Since this prompt requests two different modes of discourse, literary analysis and argumentation, the student will end his report with one or two body paragraphs. In that case, each TS will be the writer’s claim with a “clear reason” about the instructional value of Hatchet.

Concrete Details (CDs): In this assignment, concrete details (evidence) are derived directly from the multiple texts (not other forms of evidence which we discuss in our trainings). That evidence will come from Hatchet and the articles. Using the “Evidence Chart,” students will write the concrete details in red. We recommend teaching students how to embed quotations while they read rather than paraphrasing at the 6th grade level. You’ll also notice that we place the prompt as well as key ideas on the “Evidence Chart” to keep the students focused. Once the reading has been completed, discerning which pieces of evidence are the most important is an essential skill that we teach.

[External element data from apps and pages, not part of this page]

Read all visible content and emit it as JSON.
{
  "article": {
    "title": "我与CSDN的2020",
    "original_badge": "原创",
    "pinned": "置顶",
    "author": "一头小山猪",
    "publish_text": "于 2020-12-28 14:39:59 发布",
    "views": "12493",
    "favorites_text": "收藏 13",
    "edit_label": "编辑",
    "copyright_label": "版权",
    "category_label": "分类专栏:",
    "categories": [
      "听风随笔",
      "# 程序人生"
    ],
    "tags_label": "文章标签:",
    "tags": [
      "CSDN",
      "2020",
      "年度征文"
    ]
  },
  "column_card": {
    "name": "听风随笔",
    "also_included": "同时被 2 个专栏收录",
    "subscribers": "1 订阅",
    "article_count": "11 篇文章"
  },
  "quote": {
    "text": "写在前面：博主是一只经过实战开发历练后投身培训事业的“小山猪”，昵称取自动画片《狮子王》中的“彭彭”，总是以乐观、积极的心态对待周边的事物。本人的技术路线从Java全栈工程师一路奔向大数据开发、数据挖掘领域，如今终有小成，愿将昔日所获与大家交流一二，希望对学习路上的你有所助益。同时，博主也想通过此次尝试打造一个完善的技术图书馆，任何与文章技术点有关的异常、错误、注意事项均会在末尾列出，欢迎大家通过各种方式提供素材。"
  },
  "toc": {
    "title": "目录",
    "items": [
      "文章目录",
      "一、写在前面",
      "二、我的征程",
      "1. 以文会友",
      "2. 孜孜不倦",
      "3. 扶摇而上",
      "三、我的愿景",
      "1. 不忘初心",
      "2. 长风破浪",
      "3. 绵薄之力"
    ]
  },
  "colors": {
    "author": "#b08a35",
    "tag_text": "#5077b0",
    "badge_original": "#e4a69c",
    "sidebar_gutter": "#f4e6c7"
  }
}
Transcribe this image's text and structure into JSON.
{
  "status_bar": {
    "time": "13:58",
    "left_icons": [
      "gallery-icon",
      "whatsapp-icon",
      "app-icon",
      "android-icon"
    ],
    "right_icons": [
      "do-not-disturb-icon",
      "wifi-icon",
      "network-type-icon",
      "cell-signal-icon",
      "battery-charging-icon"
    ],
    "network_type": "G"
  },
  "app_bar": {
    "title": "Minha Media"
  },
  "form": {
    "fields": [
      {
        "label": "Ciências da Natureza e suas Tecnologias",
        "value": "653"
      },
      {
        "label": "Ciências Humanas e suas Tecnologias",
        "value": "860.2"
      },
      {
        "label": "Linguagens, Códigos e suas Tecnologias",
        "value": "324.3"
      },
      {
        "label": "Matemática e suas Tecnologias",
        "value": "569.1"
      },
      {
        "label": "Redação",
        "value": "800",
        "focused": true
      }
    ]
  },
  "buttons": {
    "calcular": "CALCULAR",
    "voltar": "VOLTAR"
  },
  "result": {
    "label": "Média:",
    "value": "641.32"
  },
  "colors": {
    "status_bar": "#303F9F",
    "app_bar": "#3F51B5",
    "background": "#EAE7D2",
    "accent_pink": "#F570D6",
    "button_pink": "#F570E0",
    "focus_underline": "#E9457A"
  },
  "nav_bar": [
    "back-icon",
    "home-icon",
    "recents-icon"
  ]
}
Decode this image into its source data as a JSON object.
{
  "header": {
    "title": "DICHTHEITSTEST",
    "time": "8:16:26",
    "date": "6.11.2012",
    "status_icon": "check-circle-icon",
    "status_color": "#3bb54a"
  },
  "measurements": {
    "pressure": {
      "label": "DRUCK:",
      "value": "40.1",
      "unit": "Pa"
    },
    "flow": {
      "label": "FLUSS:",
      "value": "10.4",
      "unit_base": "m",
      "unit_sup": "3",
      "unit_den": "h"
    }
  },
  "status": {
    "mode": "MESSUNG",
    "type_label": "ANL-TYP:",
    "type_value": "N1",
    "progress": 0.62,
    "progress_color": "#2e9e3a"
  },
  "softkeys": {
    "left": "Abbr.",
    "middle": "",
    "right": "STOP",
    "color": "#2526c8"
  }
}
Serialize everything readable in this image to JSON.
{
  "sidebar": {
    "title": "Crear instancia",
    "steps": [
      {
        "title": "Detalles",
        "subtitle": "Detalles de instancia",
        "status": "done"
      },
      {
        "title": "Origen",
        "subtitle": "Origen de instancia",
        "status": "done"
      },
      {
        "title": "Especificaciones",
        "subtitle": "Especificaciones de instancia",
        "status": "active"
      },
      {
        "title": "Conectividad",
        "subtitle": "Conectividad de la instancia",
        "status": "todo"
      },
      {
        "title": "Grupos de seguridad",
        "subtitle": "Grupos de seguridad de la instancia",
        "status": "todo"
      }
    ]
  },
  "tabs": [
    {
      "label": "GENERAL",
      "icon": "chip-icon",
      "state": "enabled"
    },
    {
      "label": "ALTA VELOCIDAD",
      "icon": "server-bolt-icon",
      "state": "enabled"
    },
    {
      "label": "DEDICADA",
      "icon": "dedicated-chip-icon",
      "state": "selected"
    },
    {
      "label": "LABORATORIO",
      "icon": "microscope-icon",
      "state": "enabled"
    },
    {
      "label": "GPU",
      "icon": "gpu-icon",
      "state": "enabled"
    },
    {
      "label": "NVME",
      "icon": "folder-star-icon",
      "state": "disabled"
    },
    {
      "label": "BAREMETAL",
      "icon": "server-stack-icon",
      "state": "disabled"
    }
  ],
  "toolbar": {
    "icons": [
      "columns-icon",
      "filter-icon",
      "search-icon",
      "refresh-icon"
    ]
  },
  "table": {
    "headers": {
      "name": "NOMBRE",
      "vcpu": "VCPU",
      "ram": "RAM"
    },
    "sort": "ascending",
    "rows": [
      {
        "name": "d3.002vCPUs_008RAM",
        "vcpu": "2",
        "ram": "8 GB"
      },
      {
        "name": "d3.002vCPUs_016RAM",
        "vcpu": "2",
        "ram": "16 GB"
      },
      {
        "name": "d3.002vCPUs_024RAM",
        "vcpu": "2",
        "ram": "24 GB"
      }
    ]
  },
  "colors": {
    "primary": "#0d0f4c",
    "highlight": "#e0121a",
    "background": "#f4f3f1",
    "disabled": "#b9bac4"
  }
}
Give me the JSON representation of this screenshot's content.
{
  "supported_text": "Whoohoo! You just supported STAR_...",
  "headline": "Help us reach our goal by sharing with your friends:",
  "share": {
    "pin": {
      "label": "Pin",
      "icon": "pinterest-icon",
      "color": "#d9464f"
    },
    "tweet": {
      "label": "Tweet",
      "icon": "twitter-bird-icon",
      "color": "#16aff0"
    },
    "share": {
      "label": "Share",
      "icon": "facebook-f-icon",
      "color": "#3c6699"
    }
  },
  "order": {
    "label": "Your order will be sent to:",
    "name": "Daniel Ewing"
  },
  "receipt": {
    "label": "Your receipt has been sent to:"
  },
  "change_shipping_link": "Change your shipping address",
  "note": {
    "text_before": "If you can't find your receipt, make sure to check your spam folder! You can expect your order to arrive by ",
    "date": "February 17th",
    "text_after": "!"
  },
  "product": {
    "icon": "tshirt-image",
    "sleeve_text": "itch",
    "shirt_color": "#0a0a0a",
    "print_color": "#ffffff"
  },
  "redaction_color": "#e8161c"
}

Commentary (CDs): Commentary is always the most difficult to teach because it asks for students to give insight into their reading and provide interpretations about life and the human condition as well as the significance of the evidence as it pertains to the thesis and the topic sentences. Thus, it must be both insightful and logical. We teach students how to take the ideas of a prompt (abstract nouns, powerful verbs, etc.) and Web-off-of-the-Word™ in order to make inferences about the selection of evidence and how those inferences relate to the prompt, the thesis, and the topic sentences.

Concluding Sentence (CS): In an academic body paragraph, each body paragraph must have a concluding sentence. Concluding sentences come from commentary ideas that provide a finished feeling to the body paragraph. For 6th graders, we tell the students that the concluding sentence is a reflection of the topic sentence but does not use any of the same words.

Argumentation

This particular assignment has an argumentative piece in the final section, so we must teach students how to take the different parts of an academic body paragraph and build the claim, concession, counterargument, and refutation. The latter three may not be necessary at the sixth grade level.

The Conclusion

This particular assignment does not end with a traditional, classical conclusion since it combines two modes of discourse. If we were to teach the conclusion, we would start with a restatement of the thesis (not a repeat) and broaden the idea to the significance of the assignment. That task is actually being accomplished in the second half of the assignment through argumentation.

Dr. Deborah E. Louis

Ph.D. in Humanities

Dr. Deborah E. Louis' passion for educational excellence began as a classroom teacher. For sixteen years, Deborah taught On-level, Pre-AP®, and Advanced Placement® English Language Arts to secondary students of diverse ethnicities and learning styles. In 2010, Deborah purchased the Jane Schaffer Writing Program®, and along with her non-profit organization, Center for Educational ReVision (CerV®), her goal and that of her national team of experts is to provide the highest quality professional learning and mentoring to teachers in the areas of writing, advanced academics, high-stakes testing, and educational technology. Through webinars, workshops, job-embedded training, and teaching materials, Deborah strives to ReVision the educational system, combining traditional and flipped approaches to professional learning for teachers of grades K-12; and differentiating for Special Education, English Language Learners, and Gifted and Talented. Although her mission takes her all over the United States and abroad, Deborah lives in Dallas, Texas USA. She loves music, dancing, archetypal psychology, and continuous learning opportunities.